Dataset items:
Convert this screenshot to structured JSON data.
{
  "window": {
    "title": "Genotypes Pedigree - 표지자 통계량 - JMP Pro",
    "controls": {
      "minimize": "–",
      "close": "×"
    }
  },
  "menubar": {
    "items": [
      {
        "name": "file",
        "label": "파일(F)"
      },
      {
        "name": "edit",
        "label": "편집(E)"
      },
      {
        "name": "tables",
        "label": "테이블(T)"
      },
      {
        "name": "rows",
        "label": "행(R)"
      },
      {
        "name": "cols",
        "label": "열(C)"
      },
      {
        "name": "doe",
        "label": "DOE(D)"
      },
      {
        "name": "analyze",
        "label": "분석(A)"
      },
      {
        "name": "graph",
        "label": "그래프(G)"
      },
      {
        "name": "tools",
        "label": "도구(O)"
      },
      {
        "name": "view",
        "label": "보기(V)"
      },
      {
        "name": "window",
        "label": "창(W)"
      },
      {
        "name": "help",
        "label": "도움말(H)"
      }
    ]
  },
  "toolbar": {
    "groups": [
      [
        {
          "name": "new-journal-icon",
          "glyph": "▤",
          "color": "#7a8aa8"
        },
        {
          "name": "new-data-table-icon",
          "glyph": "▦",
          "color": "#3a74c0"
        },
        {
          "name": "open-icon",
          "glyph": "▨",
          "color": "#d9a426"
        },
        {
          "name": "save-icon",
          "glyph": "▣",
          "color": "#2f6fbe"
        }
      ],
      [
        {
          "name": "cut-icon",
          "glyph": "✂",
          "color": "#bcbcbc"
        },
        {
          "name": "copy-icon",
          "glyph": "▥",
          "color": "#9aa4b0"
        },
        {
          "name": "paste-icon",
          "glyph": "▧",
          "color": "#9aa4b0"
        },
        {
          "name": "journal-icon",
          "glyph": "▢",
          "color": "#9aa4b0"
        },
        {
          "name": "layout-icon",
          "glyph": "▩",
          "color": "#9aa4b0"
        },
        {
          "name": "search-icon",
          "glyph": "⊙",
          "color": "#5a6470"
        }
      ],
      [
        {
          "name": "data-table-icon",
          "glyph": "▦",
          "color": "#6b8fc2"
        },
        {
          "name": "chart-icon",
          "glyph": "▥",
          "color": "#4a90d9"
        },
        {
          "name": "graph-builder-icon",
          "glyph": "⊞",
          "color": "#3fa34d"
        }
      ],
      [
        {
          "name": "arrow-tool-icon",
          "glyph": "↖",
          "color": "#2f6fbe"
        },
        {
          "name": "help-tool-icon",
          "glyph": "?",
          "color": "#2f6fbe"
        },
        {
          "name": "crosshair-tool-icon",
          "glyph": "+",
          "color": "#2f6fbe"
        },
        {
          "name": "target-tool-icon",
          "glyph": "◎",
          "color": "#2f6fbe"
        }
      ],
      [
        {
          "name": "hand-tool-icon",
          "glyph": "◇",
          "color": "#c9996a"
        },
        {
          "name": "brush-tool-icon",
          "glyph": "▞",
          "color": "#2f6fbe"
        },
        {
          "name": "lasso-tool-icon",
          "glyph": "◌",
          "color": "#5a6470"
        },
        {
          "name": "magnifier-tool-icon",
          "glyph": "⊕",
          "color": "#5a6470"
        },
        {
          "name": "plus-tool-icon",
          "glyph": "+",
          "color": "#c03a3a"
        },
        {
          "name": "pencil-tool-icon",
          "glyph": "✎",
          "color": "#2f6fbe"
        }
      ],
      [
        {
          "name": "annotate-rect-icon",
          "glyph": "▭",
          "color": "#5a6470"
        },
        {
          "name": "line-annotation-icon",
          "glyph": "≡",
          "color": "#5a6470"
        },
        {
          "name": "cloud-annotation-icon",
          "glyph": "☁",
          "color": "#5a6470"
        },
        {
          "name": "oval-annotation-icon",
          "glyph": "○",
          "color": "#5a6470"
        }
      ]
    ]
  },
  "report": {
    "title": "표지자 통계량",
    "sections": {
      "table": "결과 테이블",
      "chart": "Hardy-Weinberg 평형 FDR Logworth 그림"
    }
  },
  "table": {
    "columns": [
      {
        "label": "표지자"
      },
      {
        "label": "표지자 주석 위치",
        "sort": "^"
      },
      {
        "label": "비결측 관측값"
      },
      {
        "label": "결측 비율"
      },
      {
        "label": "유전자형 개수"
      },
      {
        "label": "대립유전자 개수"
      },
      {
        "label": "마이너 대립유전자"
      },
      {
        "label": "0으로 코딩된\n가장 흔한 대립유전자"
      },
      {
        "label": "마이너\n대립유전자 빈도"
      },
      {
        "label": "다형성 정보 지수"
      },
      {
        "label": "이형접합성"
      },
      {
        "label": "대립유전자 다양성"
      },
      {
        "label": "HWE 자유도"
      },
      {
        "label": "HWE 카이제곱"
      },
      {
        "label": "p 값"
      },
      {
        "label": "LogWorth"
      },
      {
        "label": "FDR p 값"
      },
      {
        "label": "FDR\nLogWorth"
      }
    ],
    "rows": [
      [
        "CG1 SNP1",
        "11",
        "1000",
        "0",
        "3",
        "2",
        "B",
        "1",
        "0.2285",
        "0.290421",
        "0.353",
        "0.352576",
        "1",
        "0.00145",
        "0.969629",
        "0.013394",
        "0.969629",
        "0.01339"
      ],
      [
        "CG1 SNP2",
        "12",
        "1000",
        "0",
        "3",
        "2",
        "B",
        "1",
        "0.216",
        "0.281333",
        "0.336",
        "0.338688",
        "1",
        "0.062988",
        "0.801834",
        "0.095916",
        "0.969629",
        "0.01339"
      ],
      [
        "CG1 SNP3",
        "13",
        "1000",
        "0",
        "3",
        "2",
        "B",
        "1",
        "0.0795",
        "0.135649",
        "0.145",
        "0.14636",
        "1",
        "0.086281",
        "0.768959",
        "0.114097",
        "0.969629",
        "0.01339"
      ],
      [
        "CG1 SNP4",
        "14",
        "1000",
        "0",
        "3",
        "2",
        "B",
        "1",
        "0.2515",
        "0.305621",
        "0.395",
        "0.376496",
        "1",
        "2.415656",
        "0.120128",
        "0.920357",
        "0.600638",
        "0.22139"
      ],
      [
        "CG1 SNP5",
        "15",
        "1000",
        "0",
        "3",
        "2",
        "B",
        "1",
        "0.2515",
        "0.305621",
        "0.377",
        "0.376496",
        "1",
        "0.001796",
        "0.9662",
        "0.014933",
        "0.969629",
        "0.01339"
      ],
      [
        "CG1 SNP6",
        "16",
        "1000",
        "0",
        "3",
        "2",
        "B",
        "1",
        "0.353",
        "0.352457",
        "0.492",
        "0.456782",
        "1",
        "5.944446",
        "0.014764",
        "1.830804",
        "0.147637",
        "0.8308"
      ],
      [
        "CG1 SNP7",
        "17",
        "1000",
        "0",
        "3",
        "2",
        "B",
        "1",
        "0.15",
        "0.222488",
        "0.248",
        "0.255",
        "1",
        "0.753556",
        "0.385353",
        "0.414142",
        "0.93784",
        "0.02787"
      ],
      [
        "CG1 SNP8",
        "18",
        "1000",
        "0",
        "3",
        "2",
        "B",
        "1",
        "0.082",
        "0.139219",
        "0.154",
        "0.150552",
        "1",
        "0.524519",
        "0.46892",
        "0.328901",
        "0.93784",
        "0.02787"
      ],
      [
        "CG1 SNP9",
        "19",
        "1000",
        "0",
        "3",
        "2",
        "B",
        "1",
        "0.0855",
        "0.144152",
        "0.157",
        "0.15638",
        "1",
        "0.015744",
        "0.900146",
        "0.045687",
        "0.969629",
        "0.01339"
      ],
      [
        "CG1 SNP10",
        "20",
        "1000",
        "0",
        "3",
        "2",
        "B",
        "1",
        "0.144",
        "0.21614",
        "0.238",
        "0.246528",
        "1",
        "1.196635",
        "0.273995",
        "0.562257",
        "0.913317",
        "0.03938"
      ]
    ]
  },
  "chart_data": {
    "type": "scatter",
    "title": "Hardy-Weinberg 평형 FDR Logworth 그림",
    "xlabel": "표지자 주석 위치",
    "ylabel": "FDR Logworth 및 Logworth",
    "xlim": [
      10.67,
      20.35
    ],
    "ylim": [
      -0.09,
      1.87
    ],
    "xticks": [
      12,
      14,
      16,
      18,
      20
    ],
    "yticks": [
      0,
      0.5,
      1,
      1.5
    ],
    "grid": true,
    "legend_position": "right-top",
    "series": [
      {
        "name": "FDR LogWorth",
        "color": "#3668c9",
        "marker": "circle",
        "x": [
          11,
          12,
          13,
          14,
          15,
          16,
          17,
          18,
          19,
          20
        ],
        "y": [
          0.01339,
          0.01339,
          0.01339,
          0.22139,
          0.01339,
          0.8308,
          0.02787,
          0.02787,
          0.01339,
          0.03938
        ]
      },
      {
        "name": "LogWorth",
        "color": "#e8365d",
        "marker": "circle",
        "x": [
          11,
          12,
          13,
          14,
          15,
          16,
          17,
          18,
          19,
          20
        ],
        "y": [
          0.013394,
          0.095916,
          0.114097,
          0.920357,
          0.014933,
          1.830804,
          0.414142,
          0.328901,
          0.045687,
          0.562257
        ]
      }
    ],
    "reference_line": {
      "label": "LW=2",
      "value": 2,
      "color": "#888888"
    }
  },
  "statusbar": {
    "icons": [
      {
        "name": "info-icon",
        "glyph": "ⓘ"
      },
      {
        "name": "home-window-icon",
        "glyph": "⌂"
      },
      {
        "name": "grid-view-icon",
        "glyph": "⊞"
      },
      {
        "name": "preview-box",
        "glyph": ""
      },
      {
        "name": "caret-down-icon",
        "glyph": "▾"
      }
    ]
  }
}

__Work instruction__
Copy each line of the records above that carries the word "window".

__Solution__
  "window": {
        "name": "window",
        "name": "home-window-icon",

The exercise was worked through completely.